*EXERCISE AIM*: Everything from the line with "What's the underlying" through the final line of the listing below must be retyped exactly, apart from the pictures.

=== Begin Enclosure ===

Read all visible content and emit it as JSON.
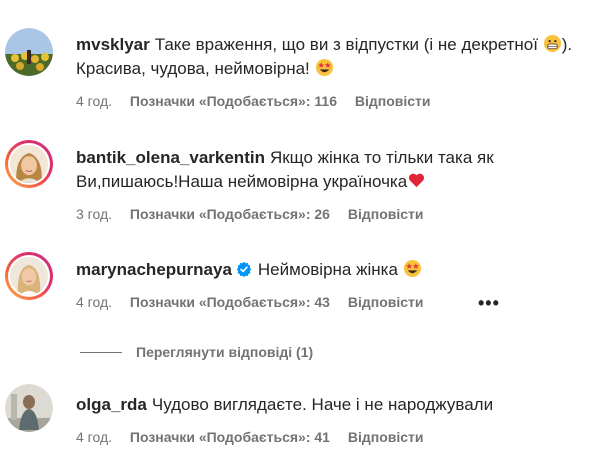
{
  "comments": [
    {
      "username": "mvsklyar",
      "text_before_emoji": "Таке враження, що ви з відпустки (і не декретної ",
      "emoji_1": "grinning-face-emoji",
      "text_after_emoji": "). Красива, чудова, неймовірна! ",
      "emoji_2": "star-struck-emoji",
      "time": "4 год.",
      "likes": "Позначки «Подобається»: 116",
      "reply": "Відповісти"
    },
    {
      "username": "bantik_olena_varkentin",
      "text": "Якщо жінка то тільки така як Ви,пишаюсь!Наша неймовірна україночка",
      "emoji": "red-heart-emoji",
      "time": "3 год.",
      "likes": "Позначки «Подобається»: 26",
      "reply": "Відповісти"
    },
    {
      "username": "marynachepurnaya",
      "verified": true,
      "text": "Неймовірна жінка ",
      "emoji": "star-struck-emoji",
      "time": "4 год.",
      "likes": "Позначки «Подобається»: 43",
      "reply": "Відповісти",
      "more": "•••",
      "view_replies": "Переглянути відповіді (1)"
    },
    {
      "username": "olga_rda",
      "text": "Чудово виглядаєте. Наче і не народжували",
      "time": "4 год.",
      "likes": "Позначки «Подобається»: 41",
      "reply": "Відповісти"
    }
  ],
  "colors": {
    "text": "#262626",
    "secondary": "#737373",
    "verified": "#0095f6",
    "story_ring": "#e1306c"
  }
}
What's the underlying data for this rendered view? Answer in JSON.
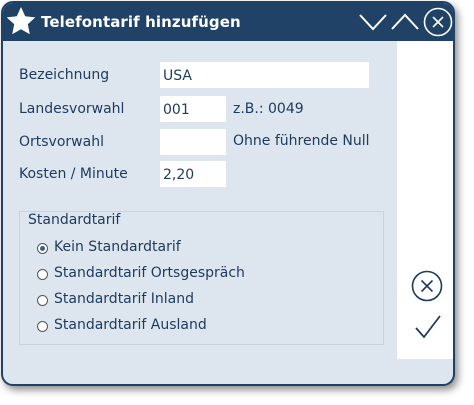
{
  "window": {
    "title": "Telefontarif hinzufügen",
    "icons": {
      "app": "star-icon",
      "minimize": "chevron-down-icon",
      "maximize": "chevron-up-icon",
      "close": "close-circle-icon"
    }
  },
  "form": {
    "bezeichnung_label": "Bezeichnung",
    "bezeichnung_value": "USA",
    "landesvorwahl_label": "Landesvorwahl",
    "landesvorwahl_value": "001",
    "landesvorwahl_hint": "z.B.: 0049",
    "ortsvorwahl_label": "Ortsvorwahl",
    "ortsvorwahl_value": "",
    "ortsvorwahl_hint": "Ohne führende Null",
    "kosten_label": "Kosten / Minute",
    "kosten_value": "2,20"
  },
  "standardtarif": {
    "legend": "Standardtarif",
    "selected": 0,
    "options": [
      {
        "label": "Kein Standardtarif"
      },
      {
        "label": "Standardtarif Ortsgespräch"
      },
      {
        "label": "Standardtarif Inland"
      },
      {
        "label": "Standardtarif Ausland"
      }
    ]
  },
  "actions": {
    "cancel_icon": "cancel-circle-icon",
    "confirm_icon": "checkmark-icon"
  },
  "colors": {
    "titlebar": "#1f4266",
    "background": "#dde6ef",
    "text": "#1e3a5c"
  }
}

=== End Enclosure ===

*RESPONSE*:
What's the underlying data for this rendered view? Answer in JSON.
{
  "window": {
    "title": "Telefontarif hinzufügen",
    "icons": {
      "app": "star-icon",
      "minimize": "chevron-down-icon",
      "maximize": "chevron-up-icon",
      "close": "close-circle-icon"
    }
  },
  "form": {
    "bezeichnung_label": "Bezeichnung",
    "bezeichnung_value": "USA",
    "landesvorwahl_label": "Landesvorwahl",
    "landesvorwahl_value": "001",
    "landesvorwahl_hint": "z.B.: 0049",
    "ortsvorwahl_label": "Ortsvorwahl",
    "ortsvorwahl_value": "",
    "ortsvorwahl_hint": "Ohne führende Null",
    "kosten_label": "Kosten / Minute",
    "kosten_value": "2,20"
  },
  "standardtarif": {
    "legend": "Standardtarif",
    "selected": 0,
    "options": [
      {
        "label": "Kein Standardtarif"
      },
      {
        "label": "Standardtarif Ortsgespräch"
      },
      {
        "label": "Standardtarif Inland"
      },
      {
        "label": "Standardtarif Ausland"
      }
    ]
  },
  "actions": {
    "cancel_icon": "cancel-circle-icon",
    "confirm_icon": "checkmark-icon"
  },
  "colors": {
    "titlebar": "#1f4266",
    "background": "#dde6ef",
    "text": "#1e3a5c"
  }
}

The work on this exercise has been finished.